Today’s Property Tax Code requires each county appraisal district board to adopt every other year a Reappraisal Plan identifying how properties will be appraised.  It also requires “truth-in-taxation” which is truly anything but, with the calculations looking more like an IRS tax form than anything understandable by the general public. 
Regardless, truth in taxation requires public hearings and notices by governments and establishes published calculations to establish limits on acceptable rates (effective rate which is the rate that will raise the same amount of tax revenue as the previous year based on the same properties and a rollback rate which, at 4% over the effective rate forces a rollback election by school districts which is automatic and at 8% for all other governments).  Except for school districts that have an automatic election to ratify any adopted rate in excess of 2.5%, revenue growth beyond the 3.5%results in an automatic voter approval election. 
The Texas Property Tax Code is typically amended every session of the Texas Legislature.  Interested persons should track proposals online, conduct their own research and let their opinion be known to their elected officials.
Tax Collectors in Galveston County

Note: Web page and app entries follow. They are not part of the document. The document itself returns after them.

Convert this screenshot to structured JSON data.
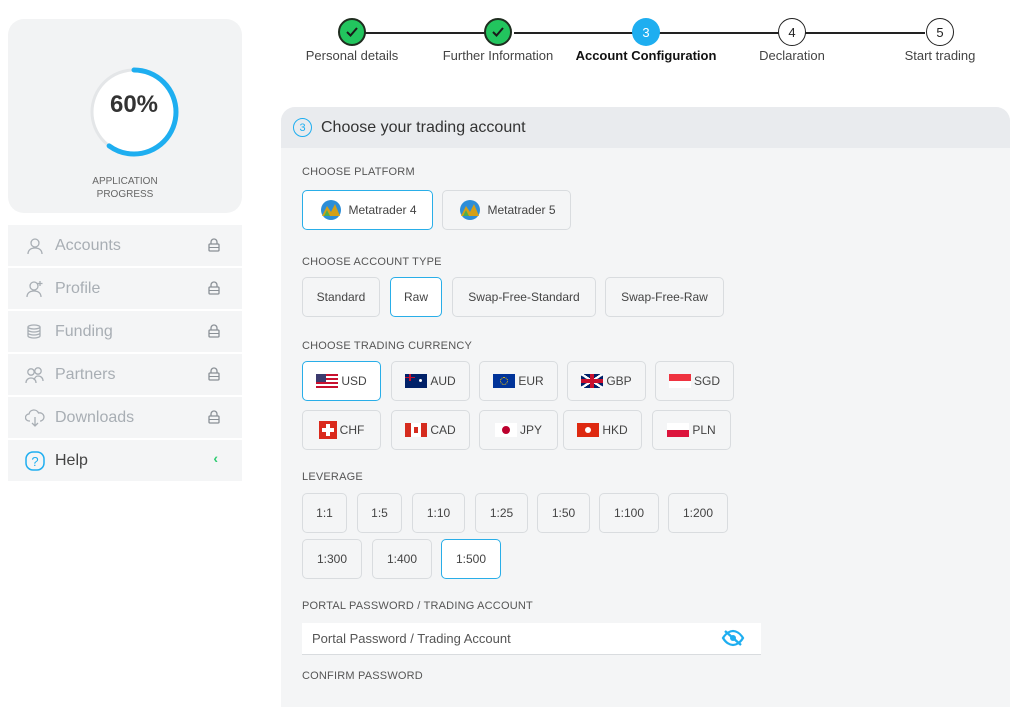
{
  "progress": {
    "value": 0.6,
    "label": "60%",
    "caption_line1": "APPLICATION",
    "caption_line2": "PROGRESS",
    "color": "#1eaef0"
  },
  "sidebar": {
    "items": [
      {
        "label": "Accounts",
        "icon": "user-icon",
        "locked": true
      },
      {
        "label": "Profile",
        "icon": "user-plus-icon",
        "locked": true
      },
      {
        "label": "Funding",
        "icon": "coins-icon",
        "locked": true
      },
      {
        "label": "Partners",
        "icon": "users-icon",
        "locked": true
      },
      {
        "label": "Downloads",
        "icon": "cloud-download-icon",
        "locked": true
      }
    ],
    "help": {
      "label": "Help",
      "icon": "question-icon",
      "chevron": "‹"
    }
  },
  "stepper": {
    "steps": [
      {
        "label": "Personal details",
        "state": "done",
        "num": ""
      },
      {
        "label": "Further Information",
        "state": "done",
        "num": ""
      },
      {
        "label": "Account Configuration",
        "state": "current",
        "num": "3"
      },
      {
        "label": "Declaration",
        "state": "todo",
        "num": "4"
      },
      {
        "label": "Start trading",
        "state": "todo",
        "num": "5"
      }
    ]
  },
  "card": {
    "number": "3",
    "title": "Choose your trading account",
    "platform": {
      "label": "CHOOSE PLATFORM",
      "options": [
        "Metatrader 4",
        "Metatrader 5"
      ],
      "selected": "Metatrader 4"
    },
    "account_type": {
      "label": "CHOOSE ACCOUNT TYPE",
      "options": [
        "Standard",
        "Raw",
        "Swap-Free-Standard",
        "Swap-Free-Raw"
      ],
      "selected": "Raw"
    },
    "currency": {
      "label": "CHOOSE TRADING CURRENCY",
      "options": [
        "USD",
        "AUD",
        "EUR",
        "GBP",
        "SGD",
        "CHF",
        "CAD",
        "JPY",
        "HKD",
        "PLN"
      ],
      "selected": "USD"
    },
    "leverage": {
      "label": "LEVERAGE",
      "options": [
        "1:1",
        "1:5",
        "1:10",
        "1:25",
        "1:50",
        "1:100",
        "1:200",
        "1:300",
        "1:400",
        "1:500"
      ],
      "selected": "1:500"
    },
    "password": {
      "label": "PORTAL PASSWORD / TRADING ACCOUNT",
      "placeholder": "Portal Password / Trading Account",
      "eye_icon": "eye-slash-icon",
      "eye_color": "#1eaef0"
    },
    "confirm": {
      "label": "CONFIRM PASSWORD"
    }
  }
}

Not easy information to locate and only some of the history has been found as follows:
1948 or earlier through 1961     JH Oberndorfer
1962                                          Kenneth McKinney
1963 - 1984                               CR Johnson
1985 - 2002                               Chuck Wilson
2002 - 2004                               Trish Gibbins
2005 - Present                           Cheryl E. Johnson
Initially Compiled January 2014, Updated August 2020
Cheryl E. Johnson, PCC, Galveston County Tax Assessor Collector
Note by compiler:  If this brief history interests you and you have suggestions for additions and corrections, please email me at  I welcome your input!